Welcome to the disturbing, slightly manic funfair, horror show of Amanda Palmer’s latest album. Unless you are bilingual you may be as stumped as me with regards to the introduction… and then we move onto track 1; Smile. I was far from doing this at the onset. First impressions of the discorded harmonies overlapping eachother to create a chaotic and dramatic plea instantly incline me to think this is going to be a rather dark and morbid soundtrack of manic depression. Continuing on, some major key changes begin to produce some small undercurrent of hope, and just about keep your head above the murky depths of head banging grunge. If it didn’t force you to listen for an extra 3 minutes than necessary I’m sure I would point blank dislike this but lo and behold, my head was doing that stereotypical rock n roll nod.
After seeing that there were 14 more tracks to go, I won’t lie, I nearly cried. But hold the phone Palmer fans; don’t cast me out just yet… I listened on. Immediately skeptical at the song title ‘The Killing Type’ I was pleasantly surprised to say the least. The complete antithesis to its predecessor with its super plucky guitar combined with an 80’s type synth in the background makes for a fantastically catchy sound. Palmer’s retro vocal make this a rather cool tune.
“Do you wanna dance, do you wanna fight, do you wanna get drunk and stay the night?” Well yes Amanda I will if this is the soundtrack. If you were to put all the instruments you could find that make as much noise as possible and two eccentric vocalists, one male, one female and put them in a blender your ears would be blessed with the sound of this feel good punk rock sound. Somehow Palmer’s voice manages to deliver order amongst the chaos of dramatic background instrumentals. This is for sure a major theme throughout the album.
As I continue my way through this incredibly dynamic album I am continuously surprised. The more I listen, the more the unique sound draws me in. I find myself listening as much to her story as much as I am to the vast array of instruments, sound and rhythm. Both ‘Grown Man Cry’ and ‘Trout Heart Replica’ seem to invite you in to the very depths of Amanda’s soul. It is here you can truly appreciate her fantastic lyricism. The latter of the two is a soul-bearing ballad complete with evocative violinists and a talented foray of piano keys. You are utterly consumed by a haunting orchestra of sound. This needs to be the soundtrack to the next blockbuster. It has devoured 7 minutes of my life and I haven’t even realized.

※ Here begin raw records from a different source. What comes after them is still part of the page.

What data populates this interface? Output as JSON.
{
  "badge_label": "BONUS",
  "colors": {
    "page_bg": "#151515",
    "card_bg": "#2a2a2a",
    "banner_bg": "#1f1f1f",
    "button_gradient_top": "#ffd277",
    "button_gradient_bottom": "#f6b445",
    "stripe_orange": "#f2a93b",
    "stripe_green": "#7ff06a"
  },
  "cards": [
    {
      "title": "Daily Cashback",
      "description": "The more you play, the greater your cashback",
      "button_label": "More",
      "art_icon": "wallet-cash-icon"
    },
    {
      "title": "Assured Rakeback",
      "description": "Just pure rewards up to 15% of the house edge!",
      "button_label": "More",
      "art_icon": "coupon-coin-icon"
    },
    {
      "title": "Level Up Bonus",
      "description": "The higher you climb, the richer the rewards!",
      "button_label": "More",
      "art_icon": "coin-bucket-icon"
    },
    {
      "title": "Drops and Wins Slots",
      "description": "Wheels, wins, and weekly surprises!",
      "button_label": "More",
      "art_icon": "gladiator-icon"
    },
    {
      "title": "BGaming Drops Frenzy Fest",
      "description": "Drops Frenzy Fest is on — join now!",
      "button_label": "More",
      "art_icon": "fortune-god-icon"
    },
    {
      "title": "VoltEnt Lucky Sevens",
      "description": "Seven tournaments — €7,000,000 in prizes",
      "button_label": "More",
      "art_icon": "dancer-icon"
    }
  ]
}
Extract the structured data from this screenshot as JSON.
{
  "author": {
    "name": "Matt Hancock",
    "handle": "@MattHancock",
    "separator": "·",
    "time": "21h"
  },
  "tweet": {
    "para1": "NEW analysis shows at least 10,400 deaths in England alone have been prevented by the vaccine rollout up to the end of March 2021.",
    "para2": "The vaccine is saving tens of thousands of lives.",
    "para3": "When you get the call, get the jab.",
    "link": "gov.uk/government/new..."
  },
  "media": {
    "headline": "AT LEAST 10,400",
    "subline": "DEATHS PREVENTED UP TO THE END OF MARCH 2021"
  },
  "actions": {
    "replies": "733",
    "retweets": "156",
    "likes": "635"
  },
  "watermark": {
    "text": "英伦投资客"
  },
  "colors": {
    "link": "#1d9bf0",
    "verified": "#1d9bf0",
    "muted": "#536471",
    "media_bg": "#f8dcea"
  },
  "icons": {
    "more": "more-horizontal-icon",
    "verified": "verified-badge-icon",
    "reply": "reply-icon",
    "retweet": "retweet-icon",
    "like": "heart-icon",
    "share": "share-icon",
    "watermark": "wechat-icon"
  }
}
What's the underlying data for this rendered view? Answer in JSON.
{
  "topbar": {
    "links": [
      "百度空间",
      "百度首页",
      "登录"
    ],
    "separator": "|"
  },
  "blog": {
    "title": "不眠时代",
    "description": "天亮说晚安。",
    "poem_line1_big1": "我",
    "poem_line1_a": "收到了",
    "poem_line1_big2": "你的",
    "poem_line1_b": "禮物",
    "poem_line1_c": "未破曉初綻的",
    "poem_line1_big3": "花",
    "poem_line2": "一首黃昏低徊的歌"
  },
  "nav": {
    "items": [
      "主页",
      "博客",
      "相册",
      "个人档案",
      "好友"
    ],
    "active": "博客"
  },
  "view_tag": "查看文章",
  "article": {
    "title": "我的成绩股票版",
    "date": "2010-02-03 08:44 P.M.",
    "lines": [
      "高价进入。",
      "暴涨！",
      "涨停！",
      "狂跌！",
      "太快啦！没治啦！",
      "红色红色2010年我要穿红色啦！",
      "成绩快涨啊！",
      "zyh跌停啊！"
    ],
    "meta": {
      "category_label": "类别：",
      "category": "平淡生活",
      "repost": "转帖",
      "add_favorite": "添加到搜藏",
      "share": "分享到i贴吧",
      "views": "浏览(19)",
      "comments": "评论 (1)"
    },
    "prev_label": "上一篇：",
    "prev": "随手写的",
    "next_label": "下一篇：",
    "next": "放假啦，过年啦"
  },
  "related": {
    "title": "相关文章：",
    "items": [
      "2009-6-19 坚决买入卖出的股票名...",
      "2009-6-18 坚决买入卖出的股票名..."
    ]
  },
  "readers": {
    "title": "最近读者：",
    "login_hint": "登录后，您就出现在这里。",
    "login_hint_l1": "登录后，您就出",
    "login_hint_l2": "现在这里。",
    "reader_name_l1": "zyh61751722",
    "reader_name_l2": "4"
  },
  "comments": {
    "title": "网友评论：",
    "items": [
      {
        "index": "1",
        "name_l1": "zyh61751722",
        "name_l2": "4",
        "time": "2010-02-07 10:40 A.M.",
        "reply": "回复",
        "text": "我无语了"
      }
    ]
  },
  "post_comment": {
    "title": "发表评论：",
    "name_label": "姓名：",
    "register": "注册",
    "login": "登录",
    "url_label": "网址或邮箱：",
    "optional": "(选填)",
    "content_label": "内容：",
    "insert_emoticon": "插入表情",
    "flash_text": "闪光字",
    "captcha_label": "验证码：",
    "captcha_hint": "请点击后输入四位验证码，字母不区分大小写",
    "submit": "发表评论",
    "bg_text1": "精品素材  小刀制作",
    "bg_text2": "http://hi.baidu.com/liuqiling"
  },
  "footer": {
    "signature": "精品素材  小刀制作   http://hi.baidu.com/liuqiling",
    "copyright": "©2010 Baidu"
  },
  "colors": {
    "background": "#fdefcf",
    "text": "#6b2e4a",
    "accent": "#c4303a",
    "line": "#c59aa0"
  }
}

There are regressions every now and again to the punk cabaret Palmer is so well known for. Introductions and Intermissions serve only to highlight the theatrical quality of her personality. Cue fanfares, roll out the marching band and spray the confetti…all very dramatic. These 2 minute interludes are sandwiched between perhaps the most commercially accepting tracks of the album. ‘Lost’ is a much more funky, upbeat tune, with terrific drumming and jazzy bass lines. Although still an extremely powerful and confident sound it propels itself forward with such force and certainty, Palmer leaves no ambiguity with the strength of her voice. Thank the band gods she found instrumentalists who were not only able to keep up with her unique tone but compliment it.
Move over Fleetwood Mac (bet you didn’t think I’d be saying this at the start of this review). ‘Bottomfeeder’ is the track that would make me happily remain shipwrecked on a desert island with only a football as a friend. It totally engulfs every ounce of stress and transcends you to a truly harmonious state of mind. Palmer’s voice, married to the strung out synth and borderline electronic undercurrent is a match made in heaven. 6 minutes and 13 seconds just isn’t long enough.
Ok I feel I could write a page about each song, but I will mention only one more stand out track. Amidst a lot of grunge, punk, cabaret rock there lies, ‘The Bed Song’. What a delightfully innocent, angelic lullaby come nursery rhyme. Gather round, Amanda Palmer will tell you a story. However in true Palmer style, the lyrics versus the sound are a huge irony. The tinkling piano masks her satirical and brutally realistic take on the world. “You take the heart failure, I’ll take the cancer…” Massively melancholic, the story is sugar-coated with a playful child-like melody to entwine the two contrasting scopes together. All in all it feels like an achievement getting through this album. It takes you on a journey into the dark crevices of Palmer’s mind as well as music itself. I feel like I have listened to every instrument, sound, tone, and rhythm combination I can think of. There is clearly no limit to this woman’s talent. She won over a skeptic. That’s praise enough.
◀ STANDOUT ⁞ Bottomfeeder ▶
◀ SOUNDS LIKE ⁞ Yeah Yeah Yeahs ▶